◆ Work to complete ◆
With the images removed, write out each record exactly as given.

Collection entries
Segment Open

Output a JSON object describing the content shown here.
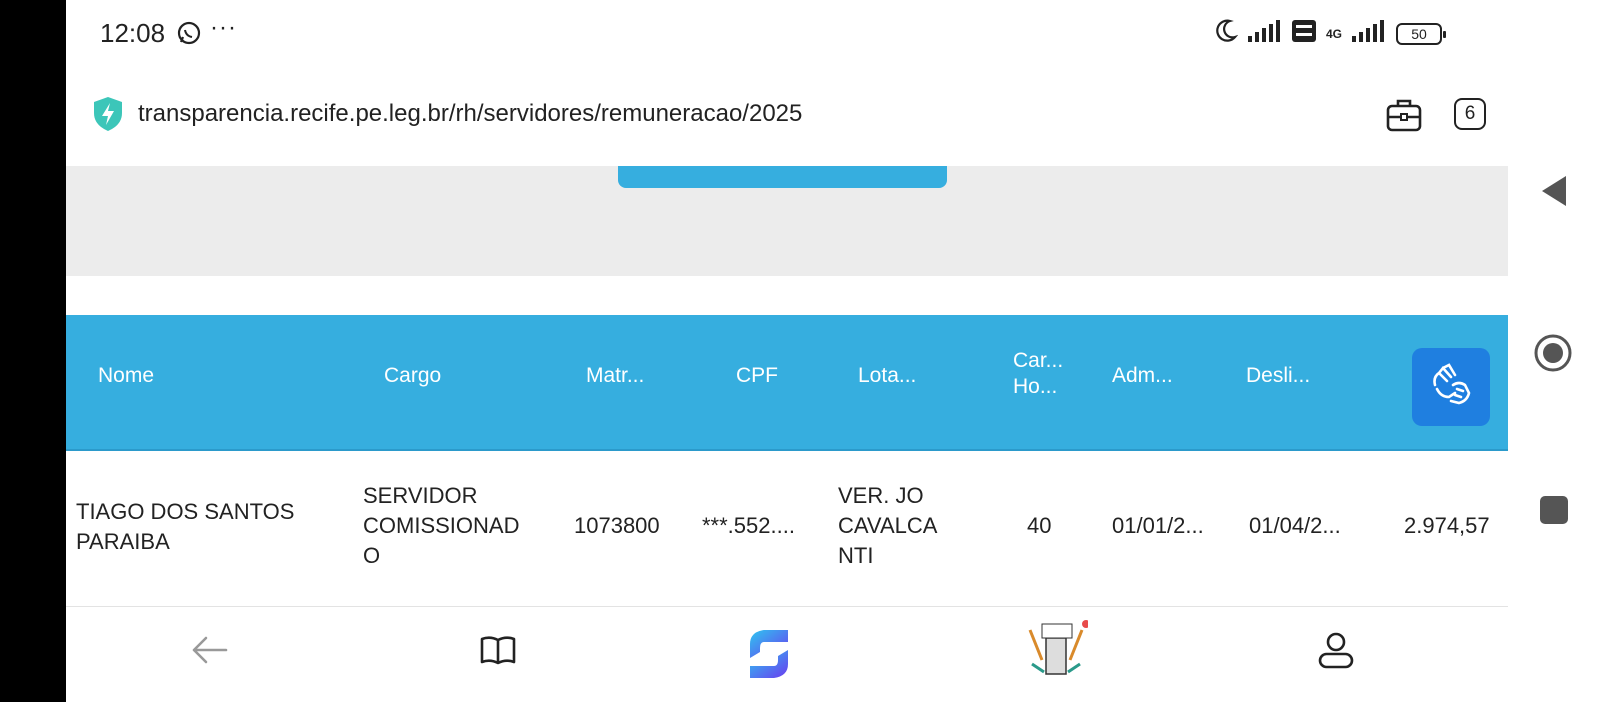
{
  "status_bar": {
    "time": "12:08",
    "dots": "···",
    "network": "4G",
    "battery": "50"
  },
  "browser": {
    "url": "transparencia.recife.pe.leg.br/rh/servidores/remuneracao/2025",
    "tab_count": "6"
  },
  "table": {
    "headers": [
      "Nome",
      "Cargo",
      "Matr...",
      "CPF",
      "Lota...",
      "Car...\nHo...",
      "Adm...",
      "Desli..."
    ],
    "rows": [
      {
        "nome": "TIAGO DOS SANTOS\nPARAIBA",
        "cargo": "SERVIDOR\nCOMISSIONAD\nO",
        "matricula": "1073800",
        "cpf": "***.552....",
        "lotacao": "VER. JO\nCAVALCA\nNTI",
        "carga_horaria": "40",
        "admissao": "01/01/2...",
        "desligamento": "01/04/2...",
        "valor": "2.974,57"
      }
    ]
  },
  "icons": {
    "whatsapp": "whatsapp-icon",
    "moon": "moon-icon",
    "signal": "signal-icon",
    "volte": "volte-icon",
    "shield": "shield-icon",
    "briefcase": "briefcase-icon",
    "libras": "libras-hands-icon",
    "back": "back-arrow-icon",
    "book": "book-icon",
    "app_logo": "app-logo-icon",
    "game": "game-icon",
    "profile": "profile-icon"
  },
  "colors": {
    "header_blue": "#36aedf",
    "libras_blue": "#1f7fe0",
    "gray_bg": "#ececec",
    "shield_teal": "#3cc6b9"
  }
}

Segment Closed

◆ Task result ◆
Output a JSON object describing the content shown here.
{
  "status_bar": {
    "time": "12:08",
    "dots": "···",
    "network": "4G",
    "battery": "50"
  },
  "browser": {
    "url": "transparencia.recife.pe.leg.br/rh/servidores/remuneracao/2025",
    "tab_count": "6"
  },
  "table": {
    "headers": [
      "Nome",
      "Cargo",
      "Matr...",
      "CPF",
      "Lota...",
      "Car...\nHo...",
      "Adm...",
      "Desli..."
    ],
    "rows": [
      {
        "nome": "TIAGO DOS SANTOS\nPARAIBA",
        "cargo": "SERVIDOR\nCOMISSIONAD\nO",
        "matricula": "1073800",
        "cpf": "***.552....",
        "lotacao": "VER. JO\nCAVALCA\nNTI",
        "carga_horaria": "40",
        "admissao": "01/01/2...",
        "desligamento": "01/04/2...",
        "valor": "2.974,57"
      }
    ]
  },
  "icons": {
    "whatsapp": "whatsapp-icon",
    "moon": "moon-icon",
    "signal": "signal-icon",
    "volte": "volte-icon",
    "shield": "shield-icon",
    "briefcase": "briefcase-icon",
    "libras": "libras-hands-icon",
    "back": "back-arrow-icon",
    "book": "book-icon",
    "app_logo": "app-logo-icon",
    "game": "game-icon",
    "profile": "profile-icon"
  },
  "colors": {
    "header_blue": "#36aedf",
    "libras_blue": "#1f7fe0",
    "gray_bg": "#ececec",
    "shield_teal": "#3cc6b9"
  }
}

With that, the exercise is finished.